(Records excerpted from a collection)
◇ ◇ ◇ ◇

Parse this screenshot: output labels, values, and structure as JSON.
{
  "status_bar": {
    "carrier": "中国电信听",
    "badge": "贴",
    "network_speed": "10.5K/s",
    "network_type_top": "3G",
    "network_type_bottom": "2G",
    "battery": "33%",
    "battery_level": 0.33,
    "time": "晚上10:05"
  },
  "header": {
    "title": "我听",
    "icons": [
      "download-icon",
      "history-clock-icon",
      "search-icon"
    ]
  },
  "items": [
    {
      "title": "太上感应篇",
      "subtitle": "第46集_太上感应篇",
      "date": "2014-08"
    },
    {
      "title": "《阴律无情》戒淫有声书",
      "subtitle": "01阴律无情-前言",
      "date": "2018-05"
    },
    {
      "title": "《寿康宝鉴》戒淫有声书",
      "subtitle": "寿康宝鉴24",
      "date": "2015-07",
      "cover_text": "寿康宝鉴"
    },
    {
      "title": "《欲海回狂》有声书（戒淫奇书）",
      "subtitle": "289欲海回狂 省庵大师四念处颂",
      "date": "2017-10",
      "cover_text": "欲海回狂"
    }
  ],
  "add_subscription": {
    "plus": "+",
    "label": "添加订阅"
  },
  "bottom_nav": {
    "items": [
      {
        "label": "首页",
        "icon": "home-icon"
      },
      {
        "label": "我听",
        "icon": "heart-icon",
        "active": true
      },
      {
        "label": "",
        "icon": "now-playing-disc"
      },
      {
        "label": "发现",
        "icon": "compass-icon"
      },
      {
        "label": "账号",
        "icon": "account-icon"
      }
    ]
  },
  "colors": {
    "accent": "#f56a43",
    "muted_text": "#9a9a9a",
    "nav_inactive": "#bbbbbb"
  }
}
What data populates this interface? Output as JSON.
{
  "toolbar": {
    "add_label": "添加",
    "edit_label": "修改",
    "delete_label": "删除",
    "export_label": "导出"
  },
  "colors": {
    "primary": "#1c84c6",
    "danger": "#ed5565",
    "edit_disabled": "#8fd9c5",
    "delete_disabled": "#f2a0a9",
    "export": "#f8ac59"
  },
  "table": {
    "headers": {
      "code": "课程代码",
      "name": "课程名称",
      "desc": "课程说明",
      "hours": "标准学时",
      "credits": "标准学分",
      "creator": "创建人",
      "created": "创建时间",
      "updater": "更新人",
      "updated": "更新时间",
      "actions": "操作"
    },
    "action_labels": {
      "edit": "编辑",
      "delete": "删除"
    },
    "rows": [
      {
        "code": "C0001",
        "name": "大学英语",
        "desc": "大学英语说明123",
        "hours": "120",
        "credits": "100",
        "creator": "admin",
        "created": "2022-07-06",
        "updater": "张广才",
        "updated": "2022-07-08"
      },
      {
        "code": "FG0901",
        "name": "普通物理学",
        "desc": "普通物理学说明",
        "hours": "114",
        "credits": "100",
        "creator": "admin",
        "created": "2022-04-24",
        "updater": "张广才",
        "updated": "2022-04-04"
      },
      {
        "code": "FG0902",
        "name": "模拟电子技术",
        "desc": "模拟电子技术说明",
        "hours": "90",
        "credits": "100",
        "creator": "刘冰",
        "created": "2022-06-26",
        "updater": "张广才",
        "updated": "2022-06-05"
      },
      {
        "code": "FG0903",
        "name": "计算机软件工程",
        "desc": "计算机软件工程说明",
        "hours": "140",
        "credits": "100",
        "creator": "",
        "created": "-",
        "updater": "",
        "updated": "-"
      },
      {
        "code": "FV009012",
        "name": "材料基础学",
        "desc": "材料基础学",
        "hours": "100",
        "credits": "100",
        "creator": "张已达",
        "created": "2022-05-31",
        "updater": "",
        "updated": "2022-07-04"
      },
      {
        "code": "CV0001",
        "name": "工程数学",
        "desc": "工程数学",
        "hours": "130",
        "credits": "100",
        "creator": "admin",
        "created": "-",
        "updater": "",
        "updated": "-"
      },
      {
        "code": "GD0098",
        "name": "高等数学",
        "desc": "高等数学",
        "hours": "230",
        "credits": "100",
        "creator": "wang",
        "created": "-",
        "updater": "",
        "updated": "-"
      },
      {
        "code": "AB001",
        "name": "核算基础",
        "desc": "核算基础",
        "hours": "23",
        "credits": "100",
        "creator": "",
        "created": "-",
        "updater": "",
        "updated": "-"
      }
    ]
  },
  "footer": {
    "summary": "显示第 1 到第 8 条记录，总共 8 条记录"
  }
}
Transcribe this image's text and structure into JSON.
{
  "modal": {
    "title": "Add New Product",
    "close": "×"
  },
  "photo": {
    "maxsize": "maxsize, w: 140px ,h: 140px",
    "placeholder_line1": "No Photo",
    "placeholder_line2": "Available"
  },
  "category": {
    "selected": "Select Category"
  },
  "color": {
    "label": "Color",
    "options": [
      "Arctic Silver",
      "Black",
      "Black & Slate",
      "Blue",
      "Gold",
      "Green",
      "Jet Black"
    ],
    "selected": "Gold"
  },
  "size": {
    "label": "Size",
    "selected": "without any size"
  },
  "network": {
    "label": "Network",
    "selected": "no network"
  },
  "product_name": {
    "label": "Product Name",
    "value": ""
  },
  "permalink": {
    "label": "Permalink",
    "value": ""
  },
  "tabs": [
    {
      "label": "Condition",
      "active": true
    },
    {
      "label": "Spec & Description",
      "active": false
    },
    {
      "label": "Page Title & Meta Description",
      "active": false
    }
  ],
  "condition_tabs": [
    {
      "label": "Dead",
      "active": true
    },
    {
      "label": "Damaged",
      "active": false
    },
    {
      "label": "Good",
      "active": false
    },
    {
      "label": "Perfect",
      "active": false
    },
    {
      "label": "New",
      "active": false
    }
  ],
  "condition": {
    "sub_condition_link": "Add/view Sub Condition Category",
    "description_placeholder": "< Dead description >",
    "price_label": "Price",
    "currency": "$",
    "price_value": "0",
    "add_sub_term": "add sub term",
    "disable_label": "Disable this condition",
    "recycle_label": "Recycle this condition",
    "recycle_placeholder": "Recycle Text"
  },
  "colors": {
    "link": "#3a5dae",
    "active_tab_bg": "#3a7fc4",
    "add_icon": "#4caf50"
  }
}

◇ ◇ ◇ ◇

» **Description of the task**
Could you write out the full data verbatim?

» **Task solution**
Parse this screenshot: output labels, values, and structure as JSON.
{
  "status_bar": {
    "carrier": "中国电信听",
    "badge": "贴",
    "network_speed": "10.5K/s",
    "network_type_top": "3G",
    "network_type_bottom": "2G",
    "battery": "33%",
    "battery_level": 0.33,
    "time": "晚上10:05"
  },
  "header": {
    "title": "我听",
    "icons": [
      "download-icon",
      "history-clock-icon",
      "search-icon"
    ]
  },
  "items": [
    {
      "title": "太上感应篇",
      "subtitle": "第46集_太上感应篇",
      "date": "2014-08"
    },
    {
      "title": "《阴律无情》戒淫有声书",
      "subtitle": "01阴律无情-前言",
      "date": "2018-05"
    },
    {
      "title": "《寿康宝鉴》戒淫有声书",
      "subtitle": "寿康宝鉴24",
      "date": "2015-07",
      "cover_text": "寿康宝鉴"
    },
    {
      "title": "《欲海回狂》有声书（戒淫奇书）",
      "subtitle": "289欲海回狂 省庵大师四念处颂",
      "date": "2017-10",
      "cover_text": "欲海回狂"
    }
  ],
  "add_subscription": {
    "plus": "+",
    "label": "添加订阅"
  },
  "bottom_nav": {
    "items": [
      {
        "label": "首页",
        "icon": "home-icon"
      },
      {
        "label": "我听",
        "icon": "heart-icon",
        "active": true
      },
      {
        "label": "",
        "icon": "now-playing-disc"
      },
      {
        "label": "发现",
        "icon": "compass-icon"
      },
      {
        "label": "账号",
        "icon": "account-icon"
      }
    ]
  },
  "colors": {
    "accent": "#f56a43",
    "muted_text": "#9a9a9a",
    "nav_inactive": "#bbbbbb"
  }
}
What data populates this interface? Output as JSON.
{
  "toolbar": {
    "add_label": "添加",
    "edit_label": "修改",
    "delete_label": "删除",
    "export_label": "导出"
  },
  "colors": {
    "primary": "#1c84c6",
    "danger": "#ed5565",
    "edit_disabled": "#8fd9c5",
    "delete_disabled": "#f2a0a9",
    "export": "#f8ac59"
  },
  "table": {
    "headers": {
      "code": "课程代码",
      "name": "课程名称",
      "desc": "课程说明",
      "hours": "标准学时",
      "credits": "标准学分",
      "creator": "创建人",
      "created": "创建时间",
      "updater": "更新人",
      "updated": "更新时间",
      "actions": "操作"
    },
    "action_labels": {
      "edit": "编辑",
      "delete": "删除"
    },
    "rows": [
      {
        "code": "C0001",
        "name": "大学英语",
        "desc": "大学英语说明123",
        "hours": "120",
        "credits": "100",
        "creator": "admin",
        "created": "2022-07-06",
        "updater": "张广才",
        "updated": "2022-07-08"
      },
      {
        "code": "FG0901",
        "name": "普通物理学",
        "desc": "普通物理学说明",
        "hours": "114",
        "credits": "100",
        "creator": "admin",
        "created": "2022-04-24",
        "updater": "张广才",
        "updated": "2022-04-04"
      },
      {
        "code": "FG0902",
        "name": "模拟电子技术",
        "desc": "模拟电子技术说明",
        "hours": "90",
        "credits": "100",
        "creator": "刘冰",
        "created": "2022-06-26",
        "updater": "张广才",
        "updated": "2022-06-05"
      },
      {
        "code": "FG0903",
        "name": "计算机软件工程",
        "desc": "计算机软件工程说明",
        "hours": "140",
        "credits": "100",
        "creator": "",
        "created": "-",
        "updater": "",
        "updated": "-"
      },
      {
        "code": "FV009012",
        "name": "材料基础学",
        "desc": "材料基础学",
        "hours": "100",
        "credits": "100",
        "creator": "张已达",
        "created": "2022-05-31",
        "updater": "",
        "updated": "2022-07-04"
      },
      {
        "code": "CV0001",
        "name": "工程数学",
        "desc": "工程数学",
        "hours": "130",
        "credits": "100",
        "creator": "admin",
        "created": "-",
        "updater": "",
        "updated": "-"
      },
      {
        "code": "GD0098",
        "name": "高等数学",
        "desc": "高等数学",
        "hours": "230",
        "credits": "100",
        "creator": "wang",
        "created": "-",
        "updater": "",
        "updated": "-"
      },
      {
        "code": "AB001",
        "name": "核算基础",
        "desc": "核算基础",
        "hours": "23",
        "credits": "100",
        "creator": "",
        "created": "-",
        "updater": "",
        "updated": "-"
      }
    ]
  },
  "footer": {
    "summary": "显示第 1 到第 8 条记录，总共 8 条记录"
  }
}
Transcribe this image's text and structure into JSON.
{
  "modal": {
    "title": "Add New Product",
    "close": "×"
  },
  "photo": {
    "maxsize": "maxsize, w: 140px ,h: 140px",
    "placeholder_line1": "No Photo",
    "placeholder_line2": "Available"
  },
  "category": {
    "selected": "Select Category"
  },
  "color": {
    "label": "Color",
    "options": [
      "Arctic Silver",
      "Black",
      "Black & Slate",
      "Blue",
      "Gold",
      "Green",
      "Jet Black"
    ],
    "selected": "Gold"
  },
  "size": {
    "label": "Size",
    "selected": "without any size"
  },
  "network": {
    "label": "Network",
    "selected": "no network"
  },
  "product_name": {
    "label": "Product Name",
    "value": ""
  },
  "permalink": {
    "label": "Permalink",
    "value": ""
  },
  "tabs": [
    {
      "label": "Condition",
      "active": true
    },
    {
      "label": "Spec & Description",
      "active": false
    },
    {
      "label": "Page Title & Meta Description",
      "active": false
    }
  ],
  "condition_tabs": [
    {
      "label": "Dead",
      "active": true
    },
    {
      "label": "Damaged",
      "active": false
    },
    {
      "label": "Good",
      "active": false
    },
    {
      "label": "Perfect",
      "active": false
    },
    {
      "label": "New",
      "active": false
    }
  ],
  "condition": {
    "sub_condition_link": "Add/view Sub Condition Category",
    "description_placeholder": "< Dead description >",
    "price_label": "Price",
    "currency": "$",
    "price_value": "0",
    "add_sub_term": "add sub term",
    "disable_label": "Disable this condition",
    "recycle_label": "Recycle this condition",
    "recycle_placeholder": "Recycle Text"
  },
  "colors": {
    "link": "#3a5dae",
    "active_tab_bg": "#3a7fc4",
    "add_icon": "#4caf50"
  }
}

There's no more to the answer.